by M.L. Harrison
Because Mother’s Day always falls during the beautiful, fertile time of spring when we can cultivate our gardens, herbs make a perfect gift. Even if your mother is not a gardener, there are sure to be a presents of herbal products just right for her.
Consider first what herbs your mother’s garden already has and try to find something new to add. Understand what the plant needs to mature and make sure whatever you give her, she has room for. A perennial herb like sage, thyme, lavender or even rose will be used and admired for years to come. Mom will think of you every time she is near it.
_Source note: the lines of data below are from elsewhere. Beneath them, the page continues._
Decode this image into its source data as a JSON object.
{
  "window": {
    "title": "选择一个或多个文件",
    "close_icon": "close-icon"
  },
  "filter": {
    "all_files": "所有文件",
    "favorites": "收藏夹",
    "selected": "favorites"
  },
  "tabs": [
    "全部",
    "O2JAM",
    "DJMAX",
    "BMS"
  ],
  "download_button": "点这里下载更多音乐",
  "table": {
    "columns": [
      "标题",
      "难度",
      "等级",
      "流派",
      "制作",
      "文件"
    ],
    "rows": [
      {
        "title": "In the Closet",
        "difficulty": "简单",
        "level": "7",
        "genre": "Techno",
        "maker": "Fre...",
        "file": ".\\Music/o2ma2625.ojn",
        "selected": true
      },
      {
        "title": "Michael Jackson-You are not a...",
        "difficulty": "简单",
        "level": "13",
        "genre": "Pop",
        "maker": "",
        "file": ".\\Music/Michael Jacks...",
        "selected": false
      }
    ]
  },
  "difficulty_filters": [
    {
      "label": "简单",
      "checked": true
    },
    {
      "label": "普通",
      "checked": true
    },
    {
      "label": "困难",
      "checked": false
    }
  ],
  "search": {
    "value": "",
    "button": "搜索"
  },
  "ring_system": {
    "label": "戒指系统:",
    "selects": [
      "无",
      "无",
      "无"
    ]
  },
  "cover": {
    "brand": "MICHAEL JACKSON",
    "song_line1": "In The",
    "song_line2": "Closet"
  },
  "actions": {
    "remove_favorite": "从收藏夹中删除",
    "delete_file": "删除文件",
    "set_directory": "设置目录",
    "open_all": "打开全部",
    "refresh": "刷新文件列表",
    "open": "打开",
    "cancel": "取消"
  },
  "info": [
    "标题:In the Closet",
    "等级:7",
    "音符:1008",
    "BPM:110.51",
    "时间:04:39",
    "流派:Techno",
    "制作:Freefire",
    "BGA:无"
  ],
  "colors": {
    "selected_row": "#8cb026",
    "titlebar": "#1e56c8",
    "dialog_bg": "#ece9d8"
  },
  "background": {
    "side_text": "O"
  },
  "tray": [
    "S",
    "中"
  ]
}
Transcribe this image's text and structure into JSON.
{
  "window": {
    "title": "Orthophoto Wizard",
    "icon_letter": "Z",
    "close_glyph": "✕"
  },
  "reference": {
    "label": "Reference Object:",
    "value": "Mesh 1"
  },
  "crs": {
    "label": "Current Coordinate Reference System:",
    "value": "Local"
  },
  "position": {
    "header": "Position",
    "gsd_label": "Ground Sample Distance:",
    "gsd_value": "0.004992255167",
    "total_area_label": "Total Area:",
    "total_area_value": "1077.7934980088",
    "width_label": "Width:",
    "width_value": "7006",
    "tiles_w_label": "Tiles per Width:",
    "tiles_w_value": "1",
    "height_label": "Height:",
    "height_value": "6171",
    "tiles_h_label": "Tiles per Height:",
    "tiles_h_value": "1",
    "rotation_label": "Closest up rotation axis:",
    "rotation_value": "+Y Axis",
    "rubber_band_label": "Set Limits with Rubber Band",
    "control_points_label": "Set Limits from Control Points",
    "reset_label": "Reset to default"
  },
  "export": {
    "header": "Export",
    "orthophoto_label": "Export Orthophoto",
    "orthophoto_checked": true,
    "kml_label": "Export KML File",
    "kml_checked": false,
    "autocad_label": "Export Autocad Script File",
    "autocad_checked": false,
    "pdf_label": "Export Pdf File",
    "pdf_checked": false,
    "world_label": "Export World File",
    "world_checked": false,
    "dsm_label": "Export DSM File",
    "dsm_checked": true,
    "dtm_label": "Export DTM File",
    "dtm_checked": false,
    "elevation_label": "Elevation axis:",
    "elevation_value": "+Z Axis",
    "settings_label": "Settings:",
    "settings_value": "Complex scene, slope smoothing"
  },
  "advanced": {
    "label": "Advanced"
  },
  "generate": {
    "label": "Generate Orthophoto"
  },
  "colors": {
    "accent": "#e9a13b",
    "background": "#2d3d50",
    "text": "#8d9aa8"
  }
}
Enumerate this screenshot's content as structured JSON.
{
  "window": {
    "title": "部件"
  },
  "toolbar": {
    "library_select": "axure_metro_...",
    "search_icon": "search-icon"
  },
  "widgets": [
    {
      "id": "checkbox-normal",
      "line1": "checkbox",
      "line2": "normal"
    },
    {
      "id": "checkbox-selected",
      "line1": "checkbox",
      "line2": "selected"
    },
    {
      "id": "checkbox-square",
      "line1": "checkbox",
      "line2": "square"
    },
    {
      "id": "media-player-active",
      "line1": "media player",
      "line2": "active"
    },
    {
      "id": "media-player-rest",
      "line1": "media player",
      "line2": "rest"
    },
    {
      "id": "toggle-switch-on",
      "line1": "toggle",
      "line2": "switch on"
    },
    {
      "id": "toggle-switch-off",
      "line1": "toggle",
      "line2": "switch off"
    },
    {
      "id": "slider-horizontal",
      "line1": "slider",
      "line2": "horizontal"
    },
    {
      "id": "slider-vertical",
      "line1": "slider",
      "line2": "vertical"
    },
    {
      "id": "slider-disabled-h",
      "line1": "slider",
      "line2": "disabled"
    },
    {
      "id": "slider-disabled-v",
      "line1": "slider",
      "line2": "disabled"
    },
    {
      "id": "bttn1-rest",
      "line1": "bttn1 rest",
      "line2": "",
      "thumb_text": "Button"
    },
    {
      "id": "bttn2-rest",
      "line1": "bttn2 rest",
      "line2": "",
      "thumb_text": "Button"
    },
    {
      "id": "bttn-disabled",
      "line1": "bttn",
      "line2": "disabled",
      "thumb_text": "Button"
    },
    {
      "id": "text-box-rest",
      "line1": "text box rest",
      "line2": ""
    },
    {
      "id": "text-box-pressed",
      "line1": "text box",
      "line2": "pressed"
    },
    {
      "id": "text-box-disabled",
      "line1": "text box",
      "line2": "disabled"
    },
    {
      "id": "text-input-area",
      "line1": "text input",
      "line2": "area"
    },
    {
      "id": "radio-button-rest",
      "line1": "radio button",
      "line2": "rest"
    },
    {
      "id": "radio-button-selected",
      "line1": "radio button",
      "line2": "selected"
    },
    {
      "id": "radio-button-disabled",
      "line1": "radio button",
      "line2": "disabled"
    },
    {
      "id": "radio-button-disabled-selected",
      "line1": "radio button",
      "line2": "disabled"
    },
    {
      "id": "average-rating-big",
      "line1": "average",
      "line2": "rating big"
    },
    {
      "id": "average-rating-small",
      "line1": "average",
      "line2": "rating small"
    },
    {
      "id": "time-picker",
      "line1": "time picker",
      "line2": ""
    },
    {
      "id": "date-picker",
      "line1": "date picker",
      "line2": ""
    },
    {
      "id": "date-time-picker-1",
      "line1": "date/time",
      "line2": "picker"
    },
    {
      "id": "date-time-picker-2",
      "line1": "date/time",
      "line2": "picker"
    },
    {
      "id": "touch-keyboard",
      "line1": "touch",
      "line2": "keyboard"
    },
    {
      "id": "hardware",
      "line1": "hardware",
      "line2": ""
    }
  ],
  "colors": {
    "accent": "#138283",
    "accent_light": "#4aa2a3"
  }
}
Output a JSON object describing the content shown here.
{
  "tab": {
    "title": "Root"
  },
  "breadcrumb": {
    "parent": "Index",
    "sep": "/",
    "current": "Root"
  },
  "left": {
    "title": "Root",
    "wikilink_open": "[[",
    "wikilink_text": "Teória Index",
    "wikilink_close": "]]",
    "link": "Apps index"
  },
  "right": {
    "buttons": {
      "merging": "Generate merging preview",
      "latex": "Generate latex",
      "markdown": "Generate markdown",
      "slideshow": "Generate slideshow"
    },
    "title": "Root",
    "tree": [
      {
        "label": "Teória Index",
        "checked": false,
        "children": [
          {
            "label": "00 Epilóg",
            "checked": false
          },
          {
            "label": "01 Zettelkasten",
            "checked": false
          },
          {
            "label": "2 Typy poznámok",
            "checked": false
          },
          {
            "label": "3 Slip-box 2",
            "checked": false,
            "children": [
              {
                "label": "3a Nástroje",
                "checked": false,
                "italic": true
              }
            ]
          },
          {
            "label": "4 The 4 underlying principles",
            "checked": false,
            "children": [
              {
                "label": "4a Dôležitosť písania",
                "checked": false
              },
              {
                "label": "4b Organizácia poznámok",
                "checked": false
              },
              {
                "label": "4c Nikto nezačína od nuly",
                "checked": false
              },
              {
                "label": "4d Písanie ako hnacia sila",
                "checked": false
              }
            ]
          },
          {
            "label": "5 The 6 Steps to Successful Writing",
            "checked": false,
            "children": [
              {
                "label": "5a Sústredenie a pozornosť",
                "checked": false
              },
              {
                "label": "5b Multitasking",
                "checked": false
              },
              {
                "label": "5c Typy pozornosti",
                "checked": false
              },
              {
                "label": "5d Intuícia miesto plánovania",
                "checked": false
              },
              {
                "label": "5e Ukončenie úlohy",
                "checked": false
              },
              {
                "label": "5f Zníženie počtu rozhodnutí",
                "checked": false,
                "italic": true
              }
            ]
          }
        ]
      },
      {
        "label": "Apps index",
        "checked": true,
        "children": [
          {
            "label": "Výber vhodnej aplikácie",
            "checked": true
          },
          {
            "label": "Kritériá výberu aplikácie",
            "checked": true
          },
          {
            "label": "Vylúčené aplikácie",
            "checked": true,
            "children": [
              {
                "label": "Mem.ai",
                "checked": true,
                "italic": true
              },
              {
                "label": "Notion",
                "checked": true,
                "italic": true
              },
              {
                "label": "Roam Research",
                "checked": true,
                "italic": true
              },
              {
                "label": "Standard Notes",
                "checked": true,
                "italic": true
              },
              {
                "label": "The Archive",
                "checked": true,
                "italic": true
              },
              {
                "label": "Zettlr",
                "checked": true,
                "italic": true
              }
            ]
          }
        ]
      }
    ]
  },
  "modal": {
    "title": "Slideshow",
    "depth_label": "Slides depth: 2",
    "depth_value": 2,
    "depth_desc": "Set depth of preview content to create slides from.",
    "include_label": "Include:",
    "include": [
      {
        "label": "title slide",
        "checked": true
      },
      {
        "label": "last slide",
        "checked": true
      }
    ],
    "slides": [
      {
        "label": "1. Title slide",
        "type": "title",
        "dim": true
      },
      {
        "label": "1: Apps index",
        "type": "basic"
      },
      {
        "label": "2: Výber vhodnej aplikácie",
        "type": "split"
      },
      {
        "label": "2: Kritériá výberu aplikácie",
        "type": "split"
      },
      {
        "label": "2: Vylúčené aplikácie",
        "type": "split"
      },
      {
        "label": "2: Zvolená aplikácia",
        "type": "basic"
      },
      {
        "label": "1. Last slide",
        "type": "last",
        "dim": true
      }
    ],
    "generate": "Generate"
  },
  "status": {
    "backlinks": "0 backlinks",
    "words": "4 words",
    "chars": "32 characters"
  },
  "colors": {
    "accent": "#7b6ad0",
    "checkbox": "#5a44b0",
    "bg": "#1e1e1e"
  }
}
Herbs do not usually require a lot of maintenance. If your mother does not have a patch of earth she tends, give her potted herbs for the deck or windowsill. You or your nursery can create a planter in an attractive pot. The sidebar shows possible combinations with a theme.
If fresh, potted herbs are not quite your mom’s thing, buy new herbs and spices to replace the old, expired containers in her cupboard. Include some she might not buy for herself like a vanilla bean, saffron, Hungarian paprika, colorful peppercorns or a selection of curries. Many such collections are available, beautifully packaged from a gourmet kitchen store.
Teas always make a nice gift that mom can use year-round. Gourmet tea shops like the Tea Grotto in Sugar House have unique blends to choose from and a staff to educate you on the possibilities so you can be sure to pick what she likes. Their quality is superb! Going the less expensive route, regular grocery and health food stores now carry a wide selection of various teas in boxes or tins of 20 bags ready for easy use. Try fruit flavored blends, Rooibos tea (an antioxidant) or the now popular white tea.
For the home and bath
There are endless selections here. Try fragranced potpourri, dried herb arrangements, wreaths for doors and walls, essential oils and diffusers or stainless steel strainers for teas, graters for nutmeg (with a jar of whole nutmegs) and citrus and garlic peelers and presses. These are the little things that one never seems to have when needed.
For the bath, handmade soaps that contain herbs and the fragrance of only pure essential oils feel luxurious. Soaps from European countries can be interesting — olive oil bars from Italy, lavender from France. Naturally scented soy candles do not release toxic smoke or unpleasant paraffin smell. Herbal body and salt scrubs, loofa sponges and moisturizing herb-scented oils are good choices. Inexpensive, small muslin drawstring bags can be purchased from the health food store, to fill with loose herbs like lavender, lemongrass and mint and toss into the bath to fragrance the steam.
For health, make a gift basket which includes the most useful preparations like echinacea and St. Johnswort tinctures, arnica salve for sore muscles, calendula oil to nourish the skin, an herb book and a gift certificate for an herb class or a consultation with an herbal practitioner.
Books on every conceivable herbal topic are available and some very pretty ones are tied with a satin ribbon or fragranced.
Moms sometimes need help (and always like company), so offer to plant the garden herbs you give her or clean out the spice cabinet with her. You may be surprised at the memories and chuckles that come when you find antique containers and long-expired bottles. When you are done, cook a meal together, or better yet, cook one for her with the new spices you brought using a recipe from the new herb cookbook you gave her. Afterwards enjoy a cup of tea together. Let herbs help create a memorable Mother’s Day you both can enjoy.
Herb combinations for the garden and pots
Basic: Chives, parsley, oregano and mint
Meditterranean: Sage, thyme, rosemary, oregano and lavender
Italian: Basil, thyme, oregan and garlic
Basil or mint pot: Select a variety of types for interesting flavors and colors for eye appeal.
Attractive single herb: Bay or Kaffir lime tree
Merry Lycett Harrison, RH (AHG) is a clinical herbalist and owner of Millcreek Herbs, www.millcreekherbs.com.